On Tuesday night I was lucky enough to attend the launch of Auē Rona, by Reihana Robinson. This is a beautifully produced book from Steele Roberts, with stunning images by Noa Noa von Bassewitz.
Launched by the ever-entertaining Roger Steele, this was a true celebration of an amazing new collection. I particularly enjoyed Reihana’s readings (after she revoked her threat to call on random audience members to read on her behalf), in which she embodies the exiled Rona, imagining her anguish at being cast out of the earthly world.
The first poem in the book, “How it all began” retells the legend of Rona, who when out angrily collecting water for her children, curses the moon for the darkness and is pulled up into the sky.

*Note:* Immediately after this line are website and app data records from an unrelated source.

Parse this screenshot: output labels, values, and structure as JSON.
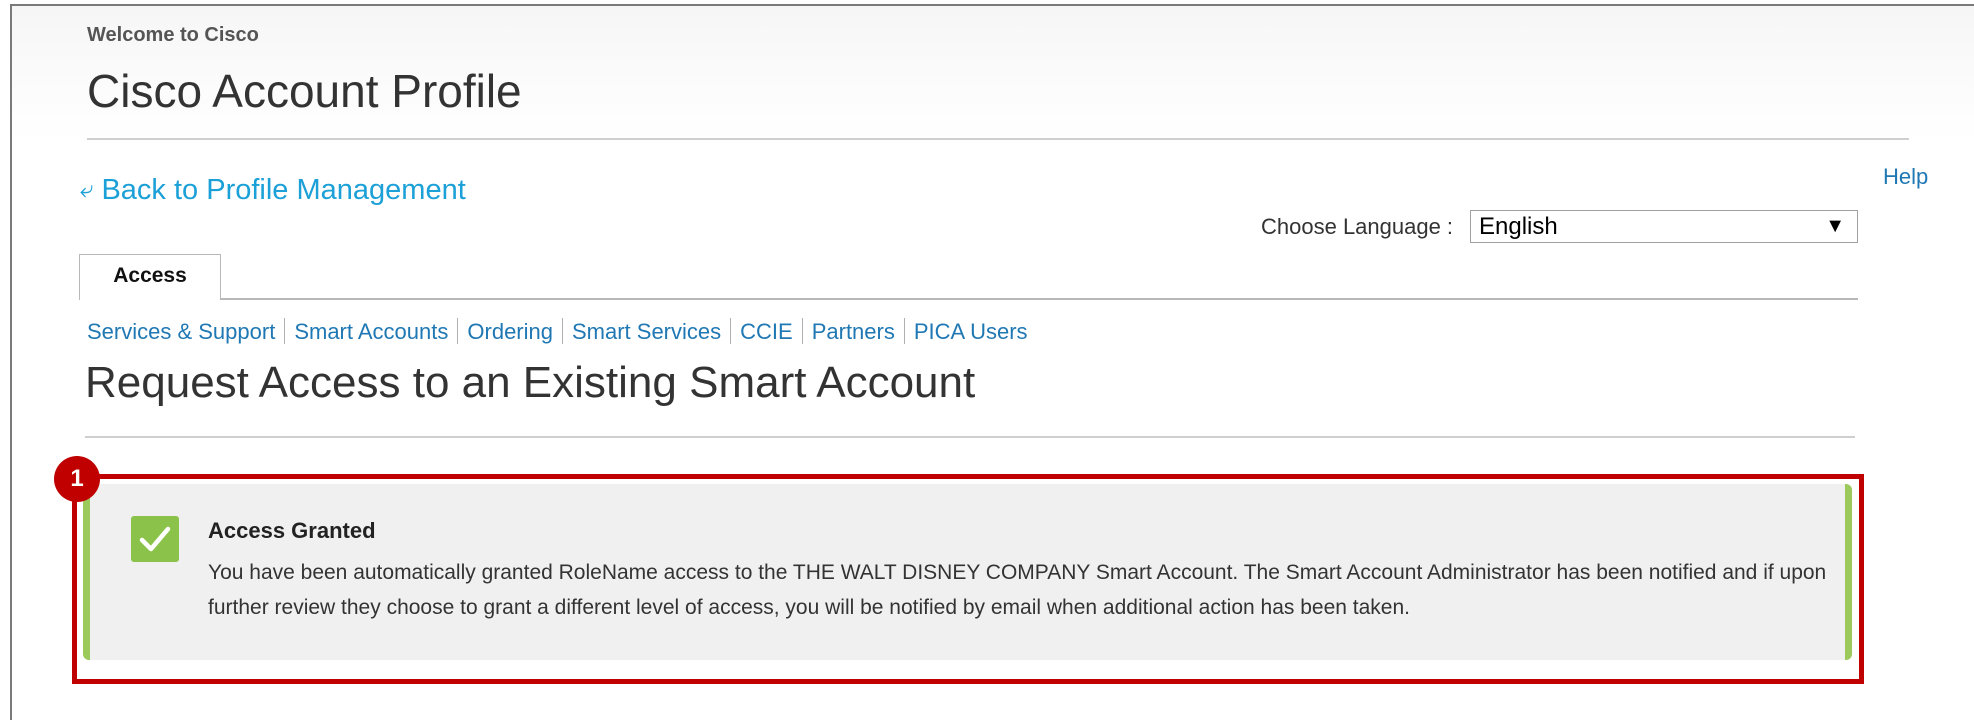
{
  "header": {
    "welcome": "Welcome to Cisco",
    "title": "Cisco Account Profile"
  },
  "nav": {
    "back_label": "Back to Profile Management",
    "help_label": "Help"
  },
  "language": {
    "label": "Choose Language :",
    "selected": "English"
  },
  "tabs": [
    {
      "label": "Access",
      "active": true
    }
  ],
  "subnav": [
    {
      "label": "Services & Support"
    },
    {
      "label": "Smart Accounts"
    },
    {
      "label": "Ordering"
    },
    {
      "label": "Smart Services"
    },
    {
      "label": "CCIE"
    },
    {
      "label": "Partners"
    },
    {
      "label": "PICA Users"
    }
  ],
  "section": {
    "title": "Request Access to an Existing Smart Account"
  },
  "callout": {
    "number": "1"
  },
  "alert": {
    "title": "Access Granted",
    "body": "You have been automatically granted RoleName access to the THE WALT DISNEY COMPANY Smart Account. The Smart Account Administrator has been notified and if upon further review they choose to grant a different level of access, you will be notified by email when additional action has been taken."
  },
  "colors": {
    "link": "#1f78b4",
    "back_link": "#1ba0d7",
    "success": "#8bc34a",
    "callout": "#c00000"
  }
}
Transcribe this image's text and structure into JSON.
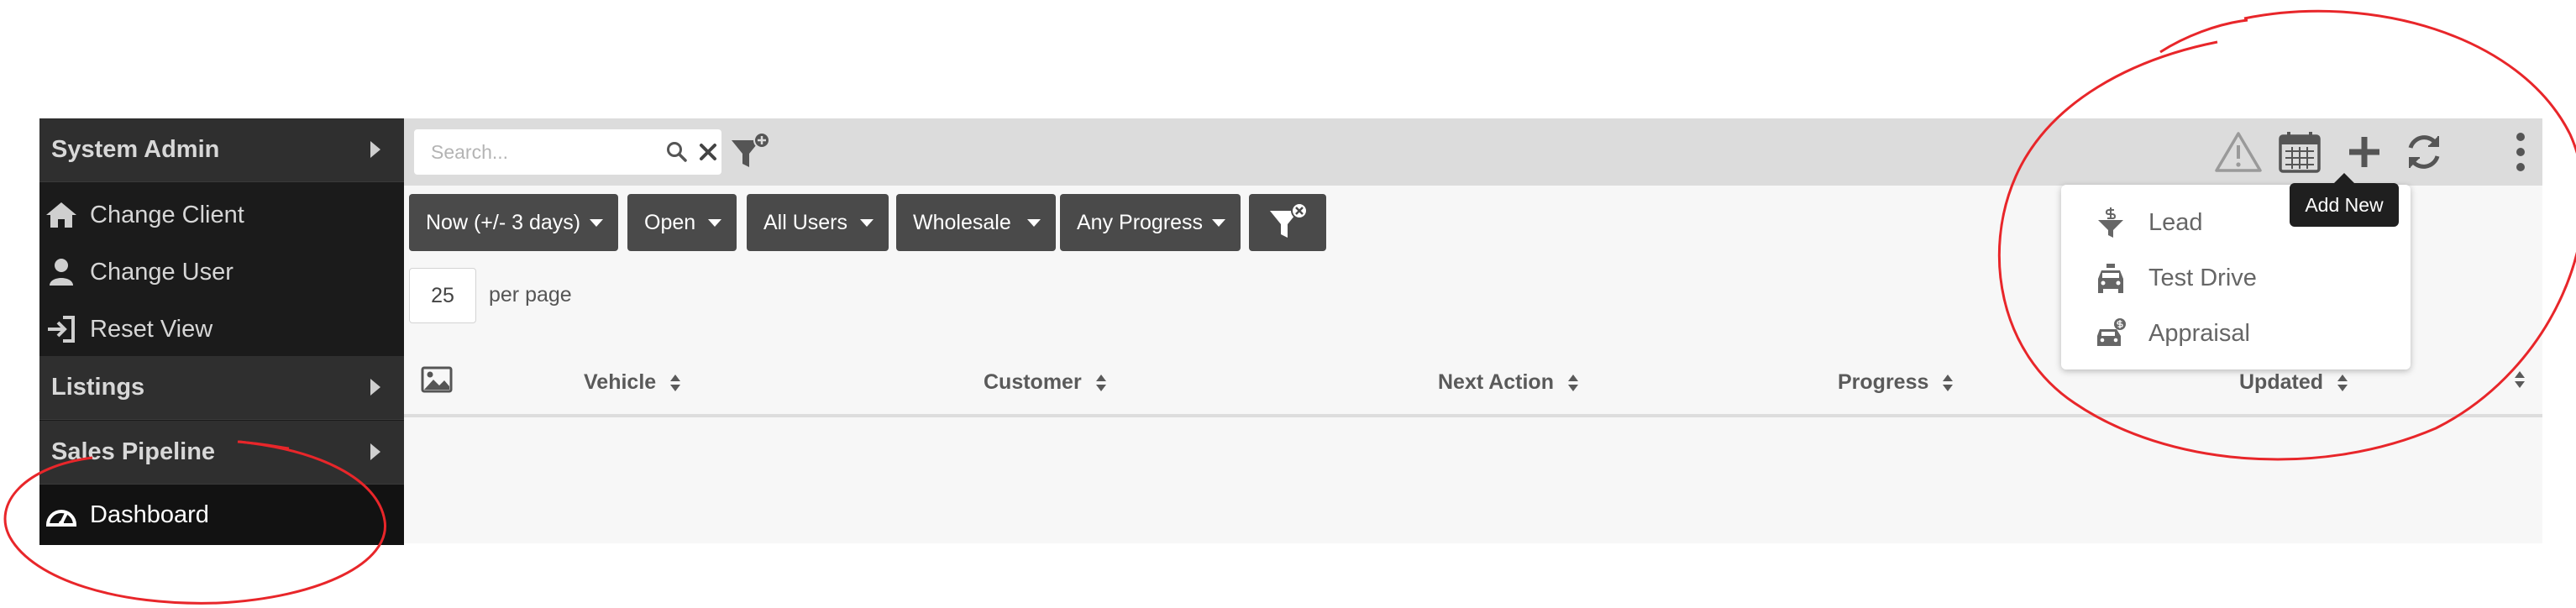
{
  "sidebar": {
    "system_admin": "System Admin",
    "change_client": "Change Client",
    "change_user": "Change User",
    "reset_view": "Reset View",
    "listings": "Listings",
    "sales_pipeline": "Sales Pipeline",
    "dashboard": "Dashboard"
  },
  "search": {
    "placeholder": "Search..."
  },
  "filters": {
    "date": "Now (+/- 3 days)",
    "status": "Open",
    "users": "All Users",
    "type": "Wholesale",
    "progress": "Any Progress"
  },
  "pagination": {
    "per_page_value": "25",
    "per_page_label": "per page"
  },
  "table": {
    "columns": [
      "Vehicle",
      "Customer",
      "Next Action",
      "Progress",
      "Updated"
    ]
  },
  "add_new_menu": {
    "tooltip": "Add New",
    "items": [
      "Lead",
      "Test Drive",
      "Appraisal"
    ]
  },
  "colors": {
    "sidebar_bg": "#1b1b1b",
    "sidebar_section_bg": "#2f2f2f",
    "filter_button_bg": "#4a4a4a",
    "topbar_bg": "#dcdcdc",
    "annotation": "#e8262a"
  }
}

Robinson’s retelling in Rona’s voice ”Such pitiful pleas – / her thirsty brats” adds a lovely colloquialism “stuff you moon / boil your pea brain with pūhā. / Put your flat head into the cooking pot.” and a killer ending with the moon’s own take on the relationship.
Similarly, there are modern references adding both light and weighty touches to Rona’s story. “Rona does the hula” is full of rich imagery as Rona looks back at her children who have now “grown to pimply adolescence.” A kind of love poem to the moon, Rona recalls the night “…your love slunk a trail, / weaving limbs and heart as if / bat wings were my blanket, / my shawl.”
This is a wonderful collection that brings Rona’s legend alive, re-imagining her love, anger and regret as she grows old away from her family and earth – “that beaten planet.”
Reihana Robinson’s writing has been published in a number of journals including Landfall, Cutthroat, Hawai’i Review, Trout, Melusine, JAAM, Takahe, Cezanne’s Carrot and Blackmail Press. Her poems have appeared as part of AUP New Poets 3, Auckland University Press, 2008. She lives in the Coromandel.
For more about Reihana and Auē Rona, visit her website: reihanarobinson.co.nz
drop seeps to a flat abstraction
pulled to a bloom across black-still.
Slow ripple moves to perfection
becoming whole from the inside out.
This is no Monet
squeezed pigments plastered on white
no trapped fleeting, holding still
an inimitable flash.
Here, colour-float spreads swirls
held fast by not quite meeting
capillary motion draws a slow passing
and no lasting proof of the once-hovered hue.